BEGIN

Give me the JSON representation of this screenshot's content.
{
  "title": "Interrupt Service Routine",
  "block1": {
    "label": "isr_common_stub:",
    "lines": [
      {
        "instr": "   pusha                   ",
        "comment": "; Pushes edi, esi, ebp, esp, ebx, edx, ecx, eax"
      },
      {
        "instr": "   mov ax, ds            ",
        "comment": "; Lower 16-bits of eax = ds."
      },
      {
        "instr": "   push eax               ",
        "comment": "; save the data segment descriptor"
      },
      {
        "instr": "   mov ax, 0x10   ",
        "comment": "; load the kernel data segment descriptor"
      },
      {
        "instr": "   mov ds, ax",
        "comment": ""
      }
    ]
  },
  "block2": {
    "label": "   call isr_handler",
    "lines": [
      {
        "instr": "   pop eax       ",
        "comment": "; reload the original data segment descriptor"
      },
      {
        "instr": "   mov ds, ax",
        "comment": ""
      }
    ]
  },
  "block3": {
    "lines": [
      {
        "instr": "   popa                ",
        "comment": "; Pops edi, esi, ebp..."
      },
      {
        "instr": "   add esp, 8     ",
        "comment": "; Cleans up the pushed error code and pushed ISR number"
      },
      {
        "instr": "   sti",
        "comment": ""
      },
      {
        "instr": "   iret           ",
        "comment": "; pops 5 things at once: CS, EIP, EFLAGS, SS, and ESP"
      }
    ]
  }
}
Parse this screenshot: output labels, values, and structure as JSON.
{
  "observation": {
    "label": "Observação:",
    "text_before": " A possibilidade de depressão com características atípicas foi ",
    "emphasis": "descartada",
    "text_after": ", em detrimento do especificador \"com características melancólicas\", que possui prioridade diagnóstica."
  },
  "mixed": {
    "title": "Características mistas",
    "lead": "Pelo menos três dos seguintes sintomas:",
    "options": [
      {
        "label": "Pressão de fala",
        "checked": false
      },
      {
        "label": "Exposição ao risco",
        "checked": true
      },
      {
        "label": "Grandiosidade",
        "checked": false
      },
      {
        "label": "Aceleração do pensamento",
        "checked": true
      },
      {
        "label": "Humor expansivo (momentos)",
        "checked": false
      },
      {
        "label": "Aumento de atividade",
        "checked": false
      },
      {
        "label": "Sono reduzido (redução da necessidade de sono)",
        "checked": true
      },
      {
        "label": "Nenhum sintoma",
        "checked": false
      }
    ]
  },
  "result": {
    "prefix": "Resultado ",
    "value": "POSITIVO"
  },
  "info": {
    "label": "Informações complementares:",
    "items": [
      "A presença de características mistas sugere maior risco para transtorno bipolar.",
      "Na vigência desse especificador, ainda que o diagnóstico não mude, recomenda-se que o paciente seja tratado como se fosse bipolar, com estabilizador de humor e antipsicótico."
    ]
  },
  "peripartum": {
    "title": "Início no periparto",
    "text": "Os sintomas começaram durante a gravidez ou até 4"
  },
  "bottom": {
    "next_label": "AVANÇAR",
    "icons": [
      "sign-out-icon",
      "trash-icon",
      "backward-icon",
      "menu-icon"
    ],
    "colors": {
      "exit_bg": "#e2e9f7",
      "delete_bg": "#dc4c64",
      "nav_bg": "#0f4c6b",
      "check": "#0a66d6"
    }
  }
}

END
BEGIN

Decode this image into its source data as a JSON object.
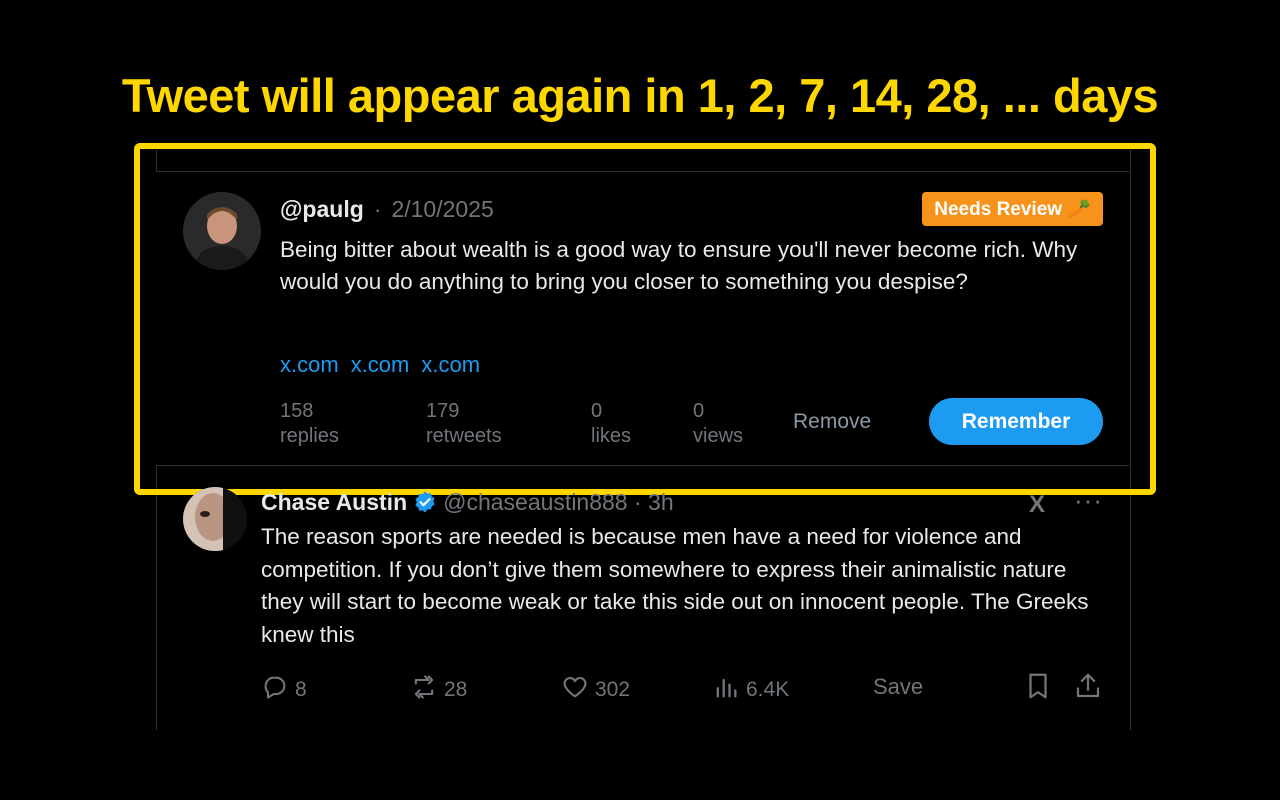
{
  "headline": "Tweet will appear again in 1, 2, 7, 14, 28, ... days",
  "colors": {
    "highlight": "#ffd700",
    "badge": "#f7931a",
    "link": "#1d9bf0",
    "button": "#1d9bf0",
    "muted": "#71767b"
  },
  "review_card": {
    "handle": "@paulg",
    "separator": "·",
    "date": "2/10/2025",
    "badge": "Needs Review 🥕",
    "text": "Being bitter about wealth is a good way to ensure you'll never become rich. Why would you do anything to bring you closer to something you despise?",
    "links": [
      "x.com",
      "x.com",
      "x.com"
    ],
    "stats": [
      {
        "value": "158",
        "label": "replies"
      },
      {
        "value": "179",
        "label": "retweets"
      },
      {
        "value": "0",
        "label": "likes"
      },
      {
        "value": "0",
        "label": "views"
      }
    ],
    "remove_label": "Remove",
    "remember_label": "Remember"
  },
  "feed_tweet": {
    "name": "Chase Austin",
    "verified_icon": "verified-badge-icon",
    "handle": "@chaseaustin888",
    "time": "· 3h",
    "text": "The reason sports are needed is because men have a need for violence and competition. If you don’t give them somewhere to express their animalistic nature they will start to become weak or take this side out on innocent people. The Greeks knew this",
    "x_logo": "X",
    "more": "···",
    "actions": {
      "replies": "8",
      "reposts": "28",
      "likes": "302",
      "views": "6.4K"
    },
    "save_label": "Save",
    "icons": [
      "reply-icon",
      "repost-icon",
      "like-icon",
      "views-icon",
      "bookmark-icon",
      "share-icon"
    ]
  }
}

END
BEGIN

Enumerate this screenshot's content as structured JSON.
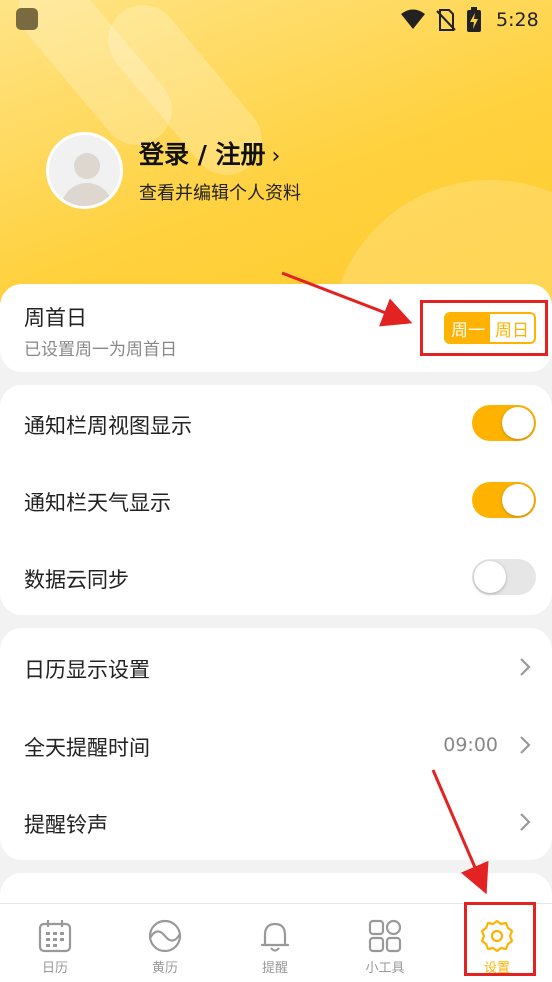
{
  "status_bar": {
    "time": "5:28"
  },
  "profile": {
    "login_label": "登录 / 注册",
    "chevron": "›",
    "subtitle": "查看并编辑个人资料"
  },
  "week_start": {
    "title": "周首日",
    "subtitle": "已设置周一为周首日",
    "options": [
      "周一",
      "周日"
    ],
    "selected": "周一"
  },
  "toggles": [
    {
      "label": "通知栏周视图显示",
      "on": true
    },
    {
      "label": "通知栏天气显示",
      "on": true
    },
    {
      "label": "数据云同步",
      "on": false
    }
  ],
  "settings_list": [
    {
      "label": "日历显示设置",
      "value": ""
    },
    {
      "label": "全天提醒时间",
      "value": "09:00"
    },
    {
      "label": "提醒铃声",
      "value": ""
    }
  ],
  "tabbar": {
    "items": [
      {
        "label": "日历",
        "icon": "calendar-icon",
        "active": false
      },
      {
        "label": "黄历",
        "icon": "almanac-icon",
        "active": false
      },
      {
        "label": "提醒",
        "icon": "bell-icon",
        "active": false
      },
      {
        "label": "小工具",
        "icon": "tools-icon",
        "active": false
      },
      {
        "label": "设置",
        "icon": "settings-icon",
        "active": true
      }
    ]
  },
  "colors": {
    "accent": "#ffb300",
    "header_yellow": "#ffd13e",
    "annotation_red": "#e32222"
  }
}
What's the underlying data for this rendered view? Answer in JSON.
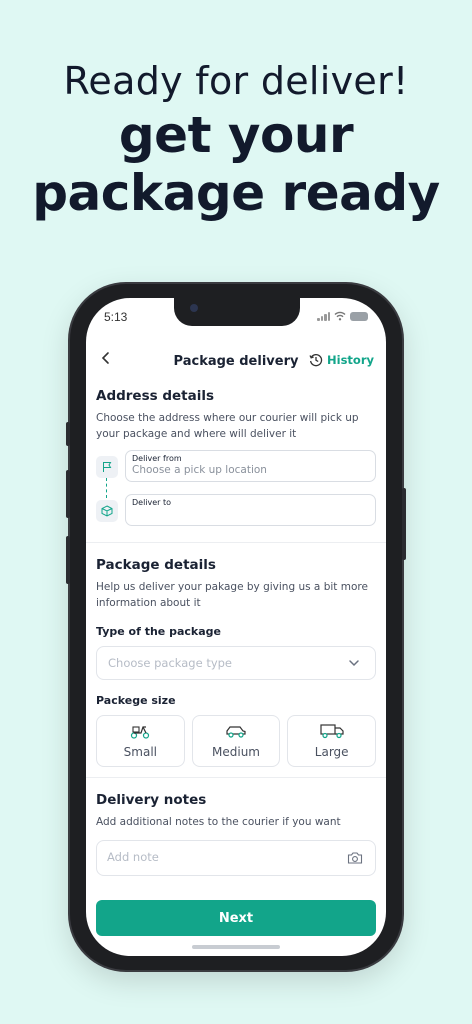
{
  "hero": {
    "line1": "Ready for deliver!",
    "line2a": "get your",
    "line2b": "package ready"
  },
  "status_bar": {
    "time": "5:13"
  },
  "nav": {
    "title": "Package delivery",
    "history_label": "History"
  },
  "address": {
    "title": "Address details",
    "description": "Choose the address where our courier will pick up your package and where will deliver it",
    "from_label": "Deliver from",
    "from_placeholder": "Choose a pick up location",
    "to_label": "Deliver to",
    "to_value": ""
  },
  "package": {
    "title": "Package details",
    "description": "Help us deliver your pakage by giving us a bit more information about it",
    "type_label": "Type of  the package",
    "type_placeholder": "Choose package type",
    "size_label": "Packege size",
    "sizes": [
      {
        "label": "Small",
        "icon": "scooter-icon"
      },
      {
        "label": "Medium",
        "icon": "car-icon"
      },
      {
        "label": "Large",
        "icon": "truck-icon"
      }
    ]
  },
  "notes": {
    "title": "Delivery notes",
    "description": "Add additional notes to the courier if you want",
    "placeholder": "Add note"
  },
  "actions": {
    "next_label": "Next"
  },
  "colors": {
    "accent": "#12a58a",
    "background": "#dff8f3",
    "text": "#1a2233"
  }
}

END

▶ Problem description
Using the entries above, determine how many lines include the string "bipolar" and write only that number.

▶ Task solution
2